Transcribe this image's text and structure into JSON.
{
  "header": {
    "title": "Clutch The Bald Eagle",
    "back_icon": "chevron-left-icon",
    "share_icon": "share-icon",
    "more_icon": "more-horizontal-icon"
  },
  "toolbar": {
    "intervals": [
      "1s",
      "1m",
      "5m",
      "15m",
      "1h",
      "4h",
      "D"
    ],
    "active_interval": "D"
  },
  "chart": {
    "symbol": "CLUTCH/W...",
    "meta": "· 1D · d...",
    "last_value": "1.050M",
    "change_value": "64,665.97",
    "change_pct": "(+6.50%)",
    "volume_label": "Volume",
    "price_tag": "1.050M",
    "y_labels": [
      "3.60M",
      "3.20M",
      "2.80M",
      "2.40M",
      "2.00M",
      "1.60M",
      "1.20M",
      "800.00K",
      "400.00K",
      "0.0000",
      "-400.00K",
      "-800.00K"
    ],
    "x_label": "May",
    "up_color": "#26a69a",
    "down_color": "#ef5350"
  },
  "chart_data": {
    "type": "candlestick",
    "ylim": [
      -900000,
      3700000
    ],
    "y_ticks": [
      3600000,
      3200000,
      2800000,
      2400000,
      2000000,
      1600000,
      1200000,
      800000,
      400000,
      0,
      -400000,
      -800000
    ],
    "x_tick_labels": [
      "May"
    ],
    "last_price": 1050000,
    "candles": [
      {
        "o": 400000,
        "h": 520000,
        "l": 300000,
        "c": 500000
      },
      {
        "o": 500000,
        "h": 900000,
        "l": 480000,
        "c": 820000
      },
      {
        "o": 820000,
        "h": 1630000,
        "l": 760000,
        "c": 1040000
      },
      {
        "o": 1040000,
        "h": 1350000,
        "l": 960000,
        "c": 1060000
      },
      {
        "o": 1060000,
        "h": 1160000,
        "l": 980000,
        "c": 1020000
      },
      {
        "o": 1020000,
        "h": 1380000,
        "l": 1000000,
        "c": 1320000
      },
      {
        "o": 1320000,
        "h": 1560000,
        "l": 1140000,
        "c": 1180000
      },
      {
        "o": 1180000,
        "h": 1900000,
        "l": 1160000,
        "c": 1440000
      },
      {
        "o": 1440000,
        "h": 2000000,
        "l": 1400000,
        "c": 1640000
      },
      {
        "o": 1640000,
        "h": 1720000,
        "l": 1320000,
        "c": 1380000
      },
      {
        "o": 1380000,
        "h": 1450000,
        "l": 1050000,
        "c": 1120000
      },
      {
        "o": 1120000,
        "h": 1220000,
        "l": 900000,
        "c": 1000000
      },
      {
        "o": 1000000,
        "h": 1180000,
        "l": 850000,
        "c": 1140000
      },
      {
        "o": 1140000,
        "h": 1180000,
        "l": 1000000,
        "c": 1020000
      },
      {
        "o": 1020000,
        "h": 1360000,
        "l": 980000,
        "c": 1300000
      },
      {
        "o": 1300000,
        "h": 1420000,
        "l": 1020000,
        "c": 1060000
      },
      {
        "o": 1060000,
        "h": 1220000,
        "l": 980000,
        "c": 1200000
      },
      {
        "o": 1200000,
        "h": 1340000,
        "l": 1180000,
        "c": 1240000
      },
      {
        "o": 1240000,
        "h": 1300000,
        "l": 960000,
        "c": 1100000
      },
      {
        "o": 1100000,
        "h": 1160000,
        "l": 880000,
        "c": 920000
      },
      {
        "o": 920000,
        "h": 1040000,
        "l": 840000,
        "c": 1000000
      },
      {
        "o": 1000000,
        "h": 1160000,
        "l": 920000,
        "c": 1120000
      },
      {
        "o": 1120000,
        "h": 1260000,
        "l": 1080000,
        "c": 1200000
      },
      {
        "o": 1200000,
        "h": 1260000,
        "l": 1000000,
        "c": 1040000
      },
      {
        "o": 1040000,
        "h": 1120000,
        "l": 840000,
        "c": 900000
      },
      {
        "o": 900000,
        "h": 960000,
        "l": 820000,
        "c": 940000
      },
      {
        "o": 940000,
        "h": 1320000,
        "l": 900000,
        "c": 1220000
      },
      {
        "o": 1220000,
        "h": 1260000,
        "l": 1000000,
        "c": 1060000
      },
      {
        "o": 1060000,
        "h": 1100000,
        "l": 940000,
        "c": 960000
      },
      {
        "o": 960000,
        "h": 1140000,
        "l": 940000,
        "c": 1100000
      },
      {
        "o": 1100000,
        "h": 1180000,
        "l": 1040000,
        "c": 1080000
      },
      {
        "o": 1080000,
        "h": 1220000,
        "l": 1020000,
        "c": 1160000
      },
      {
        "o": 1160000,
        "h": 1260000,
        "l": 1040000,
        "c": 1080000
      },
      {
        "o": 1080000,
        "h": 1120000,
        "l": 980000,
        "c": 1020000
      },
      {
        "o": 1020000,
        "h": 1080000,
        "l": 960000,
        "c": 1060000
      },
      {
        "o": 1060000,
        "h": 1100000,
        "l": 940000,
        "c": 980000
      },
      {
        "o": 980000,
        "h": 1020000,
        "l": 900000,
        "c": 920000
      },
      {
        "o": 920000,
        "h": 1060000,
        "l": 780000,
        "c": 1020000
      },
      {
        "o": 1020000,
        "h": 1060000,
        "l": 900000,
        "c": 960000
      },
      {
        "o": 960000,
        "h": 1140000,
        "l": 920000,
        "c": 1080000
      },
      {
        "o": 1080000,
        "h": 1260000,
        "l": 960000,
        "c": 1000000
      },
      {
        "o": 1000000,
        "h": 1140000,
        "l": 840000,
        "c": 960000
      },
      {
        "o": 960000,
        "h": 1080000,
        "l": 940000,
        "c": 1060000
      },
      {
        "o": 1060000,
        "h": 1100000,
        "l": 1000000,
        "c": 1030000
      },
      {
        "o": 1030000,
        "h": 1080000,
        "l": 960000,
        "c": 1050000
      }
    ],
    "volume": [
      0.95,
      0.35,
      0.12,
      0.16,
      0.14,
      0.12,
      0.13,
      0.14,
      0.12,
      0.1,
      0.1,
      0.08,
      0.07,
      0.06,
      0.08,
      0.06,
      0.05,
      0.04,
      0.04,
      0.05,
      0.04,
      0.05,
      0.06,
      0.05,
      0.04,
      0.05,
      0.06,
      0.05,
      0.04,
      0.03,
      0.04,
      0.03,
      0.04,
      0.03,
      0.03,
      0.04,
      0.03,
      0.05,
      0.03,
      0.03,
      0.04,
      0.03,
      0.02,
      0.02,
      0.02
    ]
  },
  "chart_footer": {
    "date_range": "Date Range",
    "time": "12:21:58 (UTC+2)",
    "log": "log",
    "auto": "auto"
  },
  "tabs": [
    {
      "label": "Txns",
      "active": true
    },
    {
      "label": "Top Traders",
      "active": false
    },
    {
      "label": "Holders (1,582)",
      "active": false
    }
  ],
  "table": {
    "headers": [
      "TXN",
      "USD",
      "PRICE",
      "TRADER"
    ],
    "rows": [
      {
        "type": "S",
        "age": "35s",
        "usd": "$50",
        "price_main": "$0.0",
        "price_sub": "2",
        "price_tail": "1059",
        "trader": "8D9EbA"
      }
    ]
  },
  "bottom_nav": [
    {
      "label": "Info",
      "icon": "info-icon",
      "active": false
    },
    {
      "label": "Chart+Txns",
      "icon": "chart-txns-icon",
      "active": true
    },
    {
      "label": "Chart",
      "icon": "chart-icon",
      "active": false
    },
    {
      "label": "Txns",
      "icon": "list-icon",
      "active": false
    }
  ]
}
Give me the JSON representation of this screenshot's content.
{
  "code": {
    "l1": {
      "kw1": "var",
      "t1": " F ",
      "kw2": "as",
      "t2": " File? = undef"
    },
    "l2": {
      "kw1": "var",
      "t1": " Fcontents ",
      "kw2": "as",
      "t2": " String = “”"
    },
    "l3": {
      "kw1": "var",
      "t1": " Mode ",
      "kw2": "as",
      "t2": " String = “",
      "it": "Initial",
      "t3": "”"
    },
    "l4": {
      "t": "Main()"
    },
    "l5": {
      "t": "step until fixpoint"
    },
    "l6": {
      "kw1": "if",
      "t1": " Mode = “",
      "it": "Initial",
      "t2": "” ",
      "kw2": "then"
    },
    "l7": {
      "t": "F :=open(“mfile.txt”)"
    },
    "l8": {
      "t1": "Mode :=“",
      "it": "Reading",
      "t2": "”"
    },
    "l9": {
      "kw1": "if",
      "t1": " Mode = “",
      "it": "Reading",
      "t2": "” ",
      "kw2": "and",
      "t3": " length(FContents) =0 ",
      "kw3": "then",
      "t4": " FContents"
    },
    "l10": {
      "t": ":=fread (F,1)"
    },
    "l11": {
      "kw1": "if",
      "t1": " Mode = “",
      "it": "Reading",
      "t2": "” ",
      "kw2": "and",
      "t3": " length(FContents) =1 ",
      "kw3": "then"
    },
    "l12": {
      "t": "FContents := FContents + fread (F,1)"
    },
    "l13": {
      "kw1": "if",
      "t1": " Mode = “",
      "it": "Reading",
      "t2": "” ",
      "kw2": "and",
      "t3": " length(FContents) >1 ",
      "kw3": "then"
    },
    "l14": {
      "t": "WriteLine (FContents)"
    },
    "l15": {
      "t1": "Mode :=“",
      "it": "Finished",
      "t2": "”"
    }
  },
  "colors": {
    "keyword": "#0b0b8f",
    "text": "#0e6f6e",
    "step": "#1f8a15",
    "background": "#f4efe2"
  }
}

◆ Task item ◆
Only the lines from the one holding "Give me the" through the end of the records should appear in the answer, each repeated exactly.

◆ Output ◆
Give me the JSON representation of this screenshot's content.
{
  "code": {
    "l1": {
      "kw1": "var",
      "t1": " F ",
      "kw2": "as",
      "t2": " File? = undef"
    },
    "l2": {
      "kw1": "var",
      "t1": " Fcontents ",
      "kw2": "as",
      "t2": " String = “”"
    },
    "l3": {
      "kw1": "var",
      "t1": " Mode ",
      "kw2": "as",
      "t2": " String = “",
      "it": "Initial",
      "t3": "”"
    },
    "l4": {
      "t": "Main()"
    },
    "l5": {
      "t": "step until fixpoint"
    },
    "l6": {
      "kw1": "if",
      "t1": " Mode = “",
      "it": "Initial",
      "t2": "” ",
      "kw2": "then"
    },
    "l7": {
      "t": "F :=open(“mfile.txt”)"
    },
    "l8": {
      "t1": "Mode :=“",
      "it": "Reading",
      "t2": "”"
    },
    "l9": {
      "kw1": "if",
      "t1": " Mode = “",
      "it": "Reading",
      "t2": "” ",
      "kw2": "and",
      "t3": " length(FContents) =0 ",
      "kw3": "then",
      "t4": " FContents"
    },
    "l10": {
      "t": ":=fread (F,1)"
    },
    "l11": {
      "kw1": "if",
      "t1": " Mode = “",
      "it": "Reading",
      "t2": "” ",
      "kw2": "and",
      "t3": " length(FContents) =1 ",
      "kw3": "then"
    },
    "l12": {
      "t": "FContents := FContents + fread (F,1)"
    },
    "l13": {
      "kw1": "if",
      "t1": " Mode = “",
      "it": "Reading",
      "t2": "” ",
      "kw2": "and",
      "t3": " length(FContents) >1 ",
      "kw3": "then"
    },
    "l14": {
      "t": "WriteLine (FContents)"
    },
    "l15": {
      "t1": "Mode :=“",
      "it": "Finished",
      "t2": "”"
    }
  },
  "colors": {
    "keyword": "#0b0b8f",
    "text": "#0e6f6e",
    "step": "#1f8a15",
    "background": "#f4efe2"
  }
}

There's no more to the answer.